» Data about app and page elements

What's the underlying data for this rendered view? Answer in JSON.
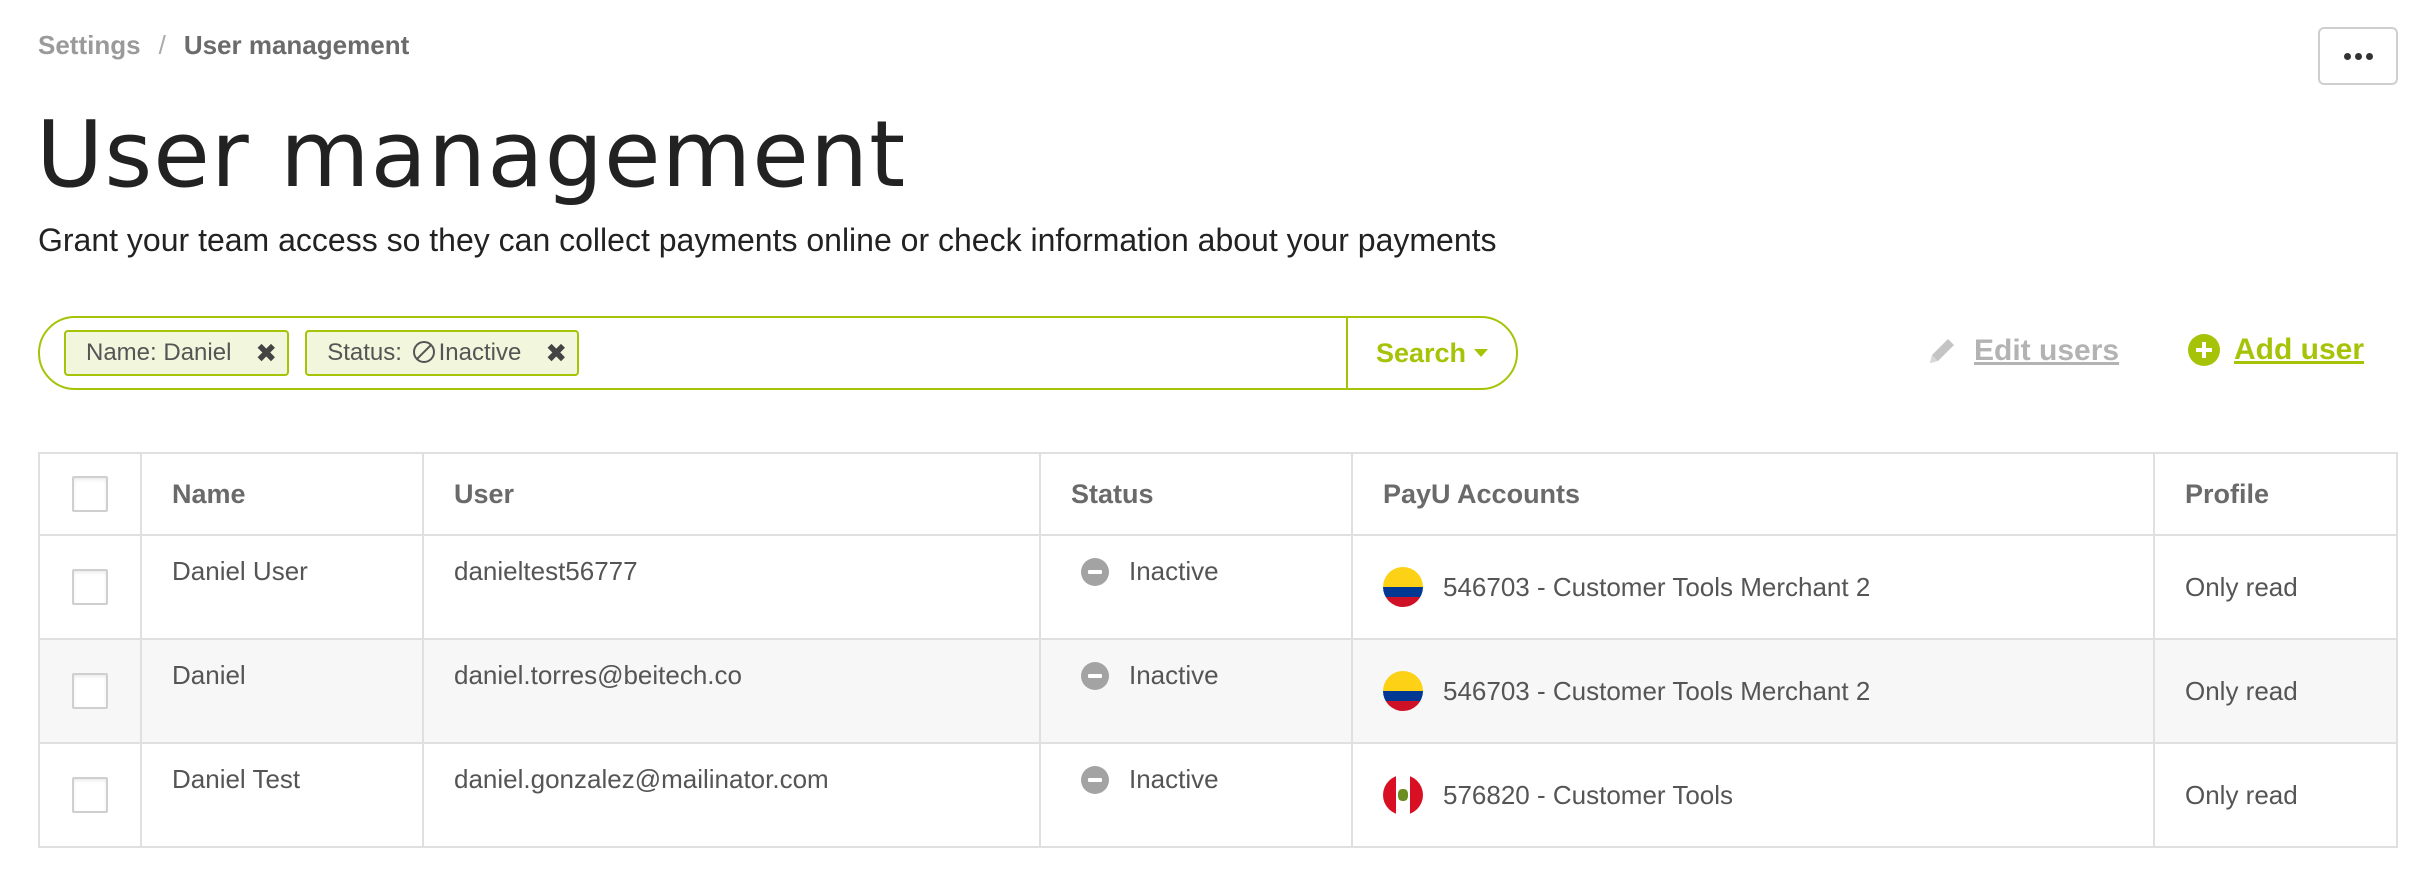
{
  "breadcrumb": {
    "parent": "Settings",
    "separator": "/",
    "current": "User management"
  },
  "page": {
    "title": "User management",
    "subtitle": "Grant your team access so they can collect payments online or check information about your payments"
  },
  "filters": {
    "chips": [
      {
        "label": "Name: Daniel"
      },
      {
        "label_prefix": "Status:",
        "label_suffix": "Inactive"
      }
    ],
    "search_label": "Search"
  },
  "actions": {
    "edit_users": "Edit users",
    "add_user": "Add user"
  },
  "table": {
    "headers": {
      "name": "Name",
      "user": "User",
      "status": "Status",
      "accounts": "PayU Accounts",
      "profile": "Profile"
    },
    "rows": [
      {
        "name": "Daniel User",
        "user": "danieltest56777",
        "status": "Inactive",
        "account": "546703 - Customer Tools Merchant 2",
        "flag": "colombia-flag",
        "profile": "Only read"
      },
      {
        "name": "Daniel",
        "user": "daniel.torres@beitech.co",
        "status": "Inactive",
        "account": "546703 - Customer Tools Merchant 2",
        "flag": "colombia-flag",
        "profile": "Only read"
      },
      {
        "name": "Daniel Test",
        "user": "daniel.gonzalez@mailinator.com",
        "status": "Inactive",
        "account": "576820 - Customer Tools",
        "flag": "peru-flag",
        "profile": "Only read"
      }
    ]
  },
  "colors": {
    "accent": "#a6c307",
    "muted": "#b3b3b3",
    "border": "#e0e0e0"
  }
}
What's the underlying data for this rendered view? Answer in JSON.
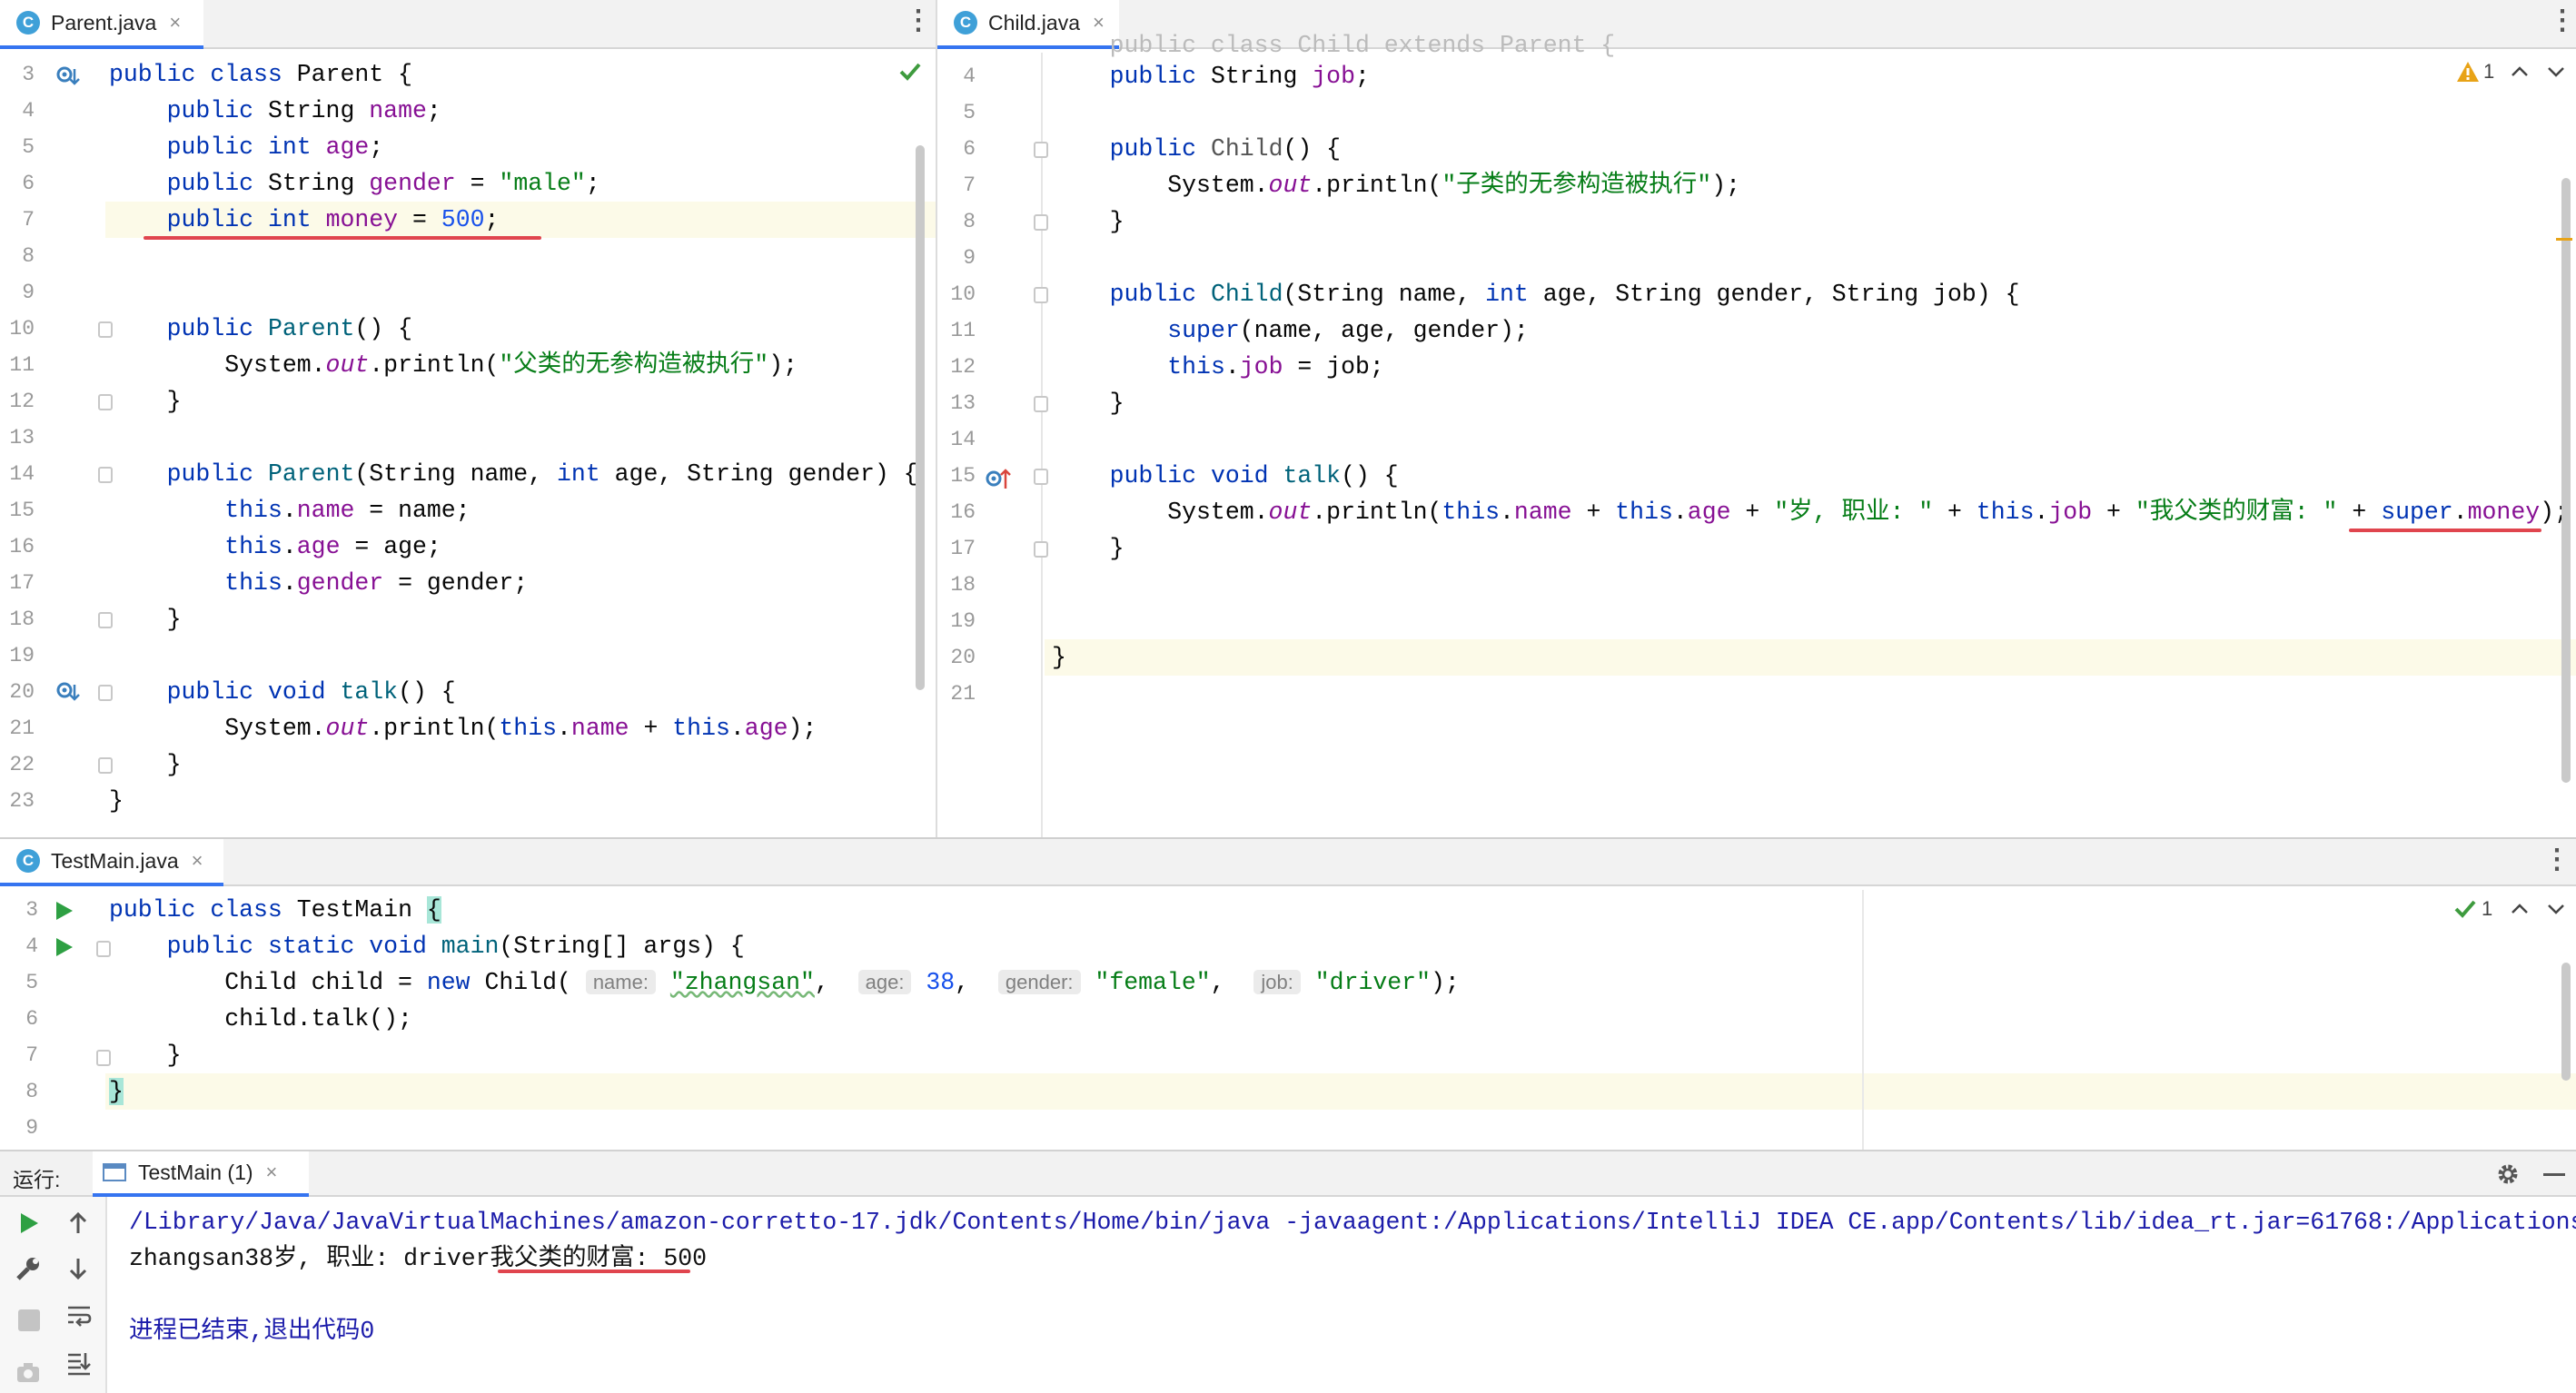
{
  "editors": {
    "parent": {
      "tab": {
        "icon": "C",
        "name": "Parent.java",
        "close": "×"
      },
      "line_numbers": [
        "3",
        "4",
        "5",
        "6",
        "7",
        "8",
        "9",
        "10",
        "11",
        "12",
        "13",
        "14",
        "15",
        "16",
        "17",
        "18",
        "19",
        "20",
        "21",
        "22",
        "23"
      ]
    },
    "child": {
      "tab": {
        "icon": "C",
        "name": "Child.java",
        "close": "×"
      },
      "line_numbers": [
        "4",
        "5",
        "6",
        "7",
        "8",
        "9",
        "10",
        "11",
        "12",
        "13",
        "14",
        "15",
        "16",
        "17",
        "18",
        "19",
        "20",
        "21"
      ],
      "warning_count": "1"
    },
    "testmain": {
      "tab": {
        "icon": "C",
        "name": "TestMain.java",
        "close": "×"
      },
      "line_numbers": [
        "3",
        "4",
        "5",
        "6",
        "7",
        "8",
        "9"
      ],
      "check_count": "1"
    }
  },
  "run": {
    "label": "运行:",
    "tab_name": "TestMain (1)",
    "tab_close": "×",
    "output": [
      "/Library/Java/JavaVirtualMachines/amazon-corretto-17.jdk/Contents/Home/bin/java -javaagent:/Applications/IntelliJ IDEA CE.app/Contents/lib/idea_rt.jar=61768:/Applications",
      "zhangsan38岁, 职业: driver我父类的财富: 500",
      "",
      "进程已结束,退出代码0"
    ]
  },
  "colors": {
    "keyword": "#0033b3",
    "string": "#067d17",
    "field": "#871094",
    "number": "#1750eb",
    "method": "#00627a",
    "annotation_underline": "#e0454e",
    "tab_accent": "#3574f0",
    "run_green": "#2ea043",
    "console_blue": "#1c1caa"
  },
  "icons": [
    "class-c-icon",
    "close-icon",
    "more-vertical-icon",
    "override-icon",
    "overridden-icon",
    "fold-icon",
    "check-icon",
    "warning-icon",
    "chevron-up-icon",
    "chevron-down-icon",
    "run-icon",
    "rerun-icon",
    "wrench-icon",
    "stop-icon",
    "soft-wrap-icon",
    "scroll-end-icon",
    "camera-icon",
    "gear-icon",
    "minimize-icon",
    "arrow-up-icon",
    "arrow-down-icon"
  ]
}
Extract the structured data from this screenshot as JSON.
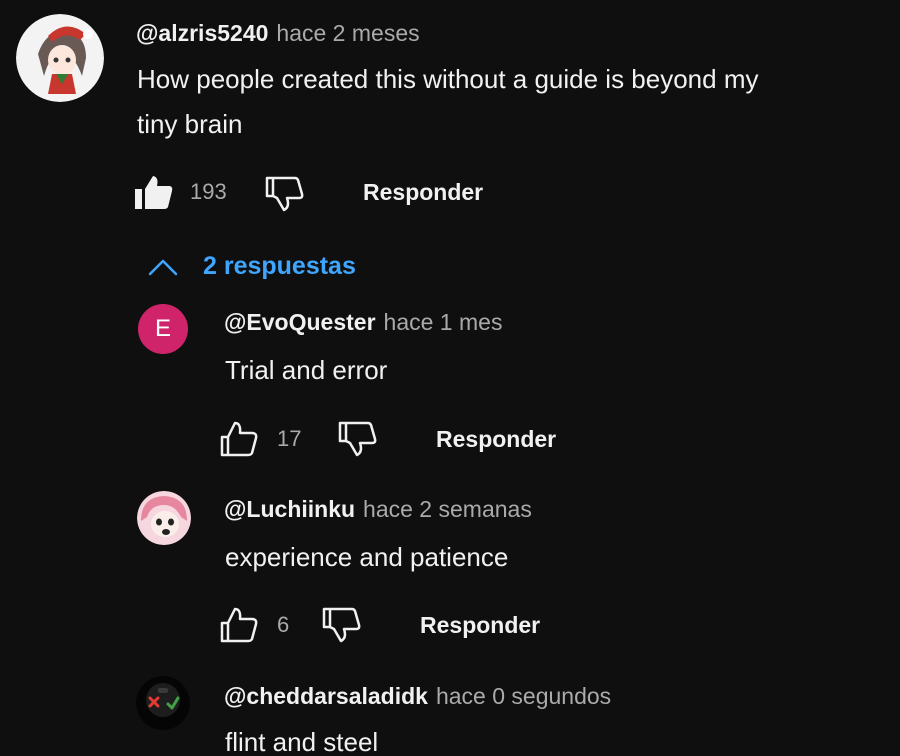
{
  "comment": {
    "handle": "@alzris5240",
    "time": "hace 2 meses",
    "text_line1": "How people created this without a guide is beyond my",
    "text_line2": "tiny brain",
    "likes": "193",
    "reply_label": "Responder",
    "liked": true
  },
  "replies_toggle": {
    "label": "2 respuestas"
  },
  "replies": [
    {
      "handle": "@EvoQuester",
      "time": "hace 1 mes",
      "text": "Trial and error",
      "likes": "17",
      "reply_label": "Responder",
      "avatar_letter": "E"
    },
    {
      "handle": "@Luchiinku",
      "time": "hace 2 semanas",
      "text": "experience and patience",
      "likes": "6",
      "reply_label": "Responder"
    },
    {
      "handle": "@cheddarsaladidk",
      "time": "hace 0 segundos",
      "text": "flint and steel"
    }
  ],
  "colors": {
    "background": "#0f0f0f",
    "link_blue": "#3ea6ff",
    "letter_avatar": "#d0246a",
    "secondary_text": "#aaaaaa"
  },
  "icons": {
    "like_filled": "thumbs-up-filled-icon",
    "like": "thumbs-up-icon",
    "dislike": "thumbs-down-icon",
    "chevron": "chevron-up-icon"
  }
}
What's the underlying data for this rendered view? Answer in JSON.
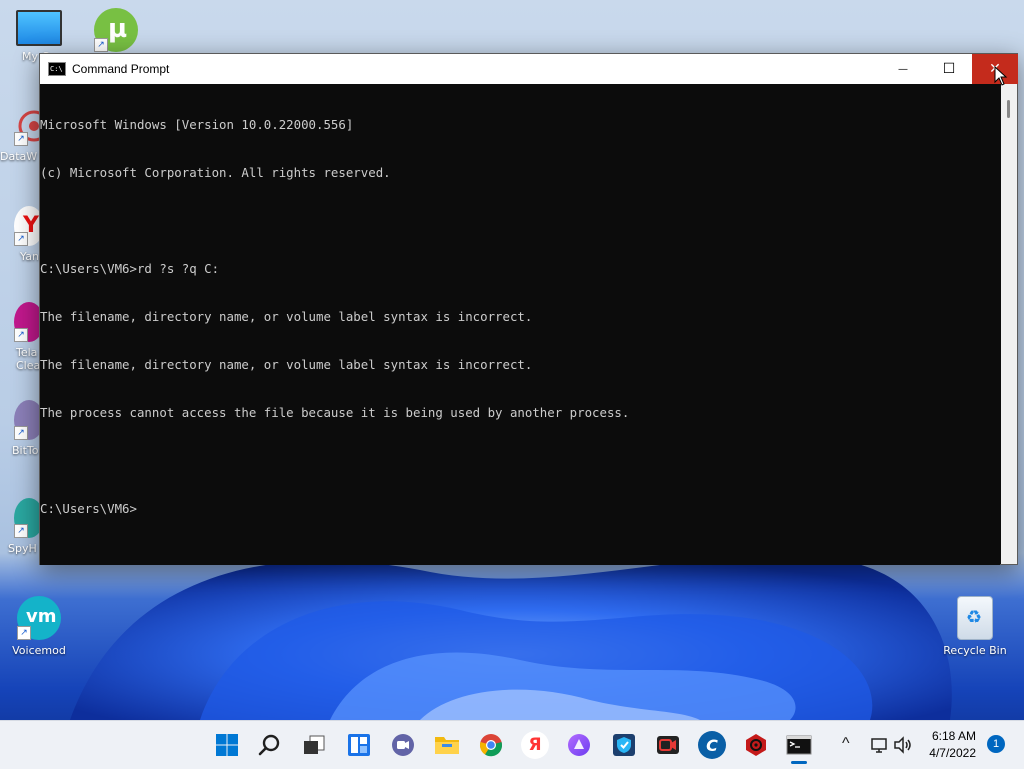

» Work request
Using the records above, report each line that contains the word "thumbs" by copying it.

» Solution for this problem
    "like_filled": "thumbs-up-filled-icon",
    "like": "thumbs-up-icon",
    "dislike": "thumbs-down-icon",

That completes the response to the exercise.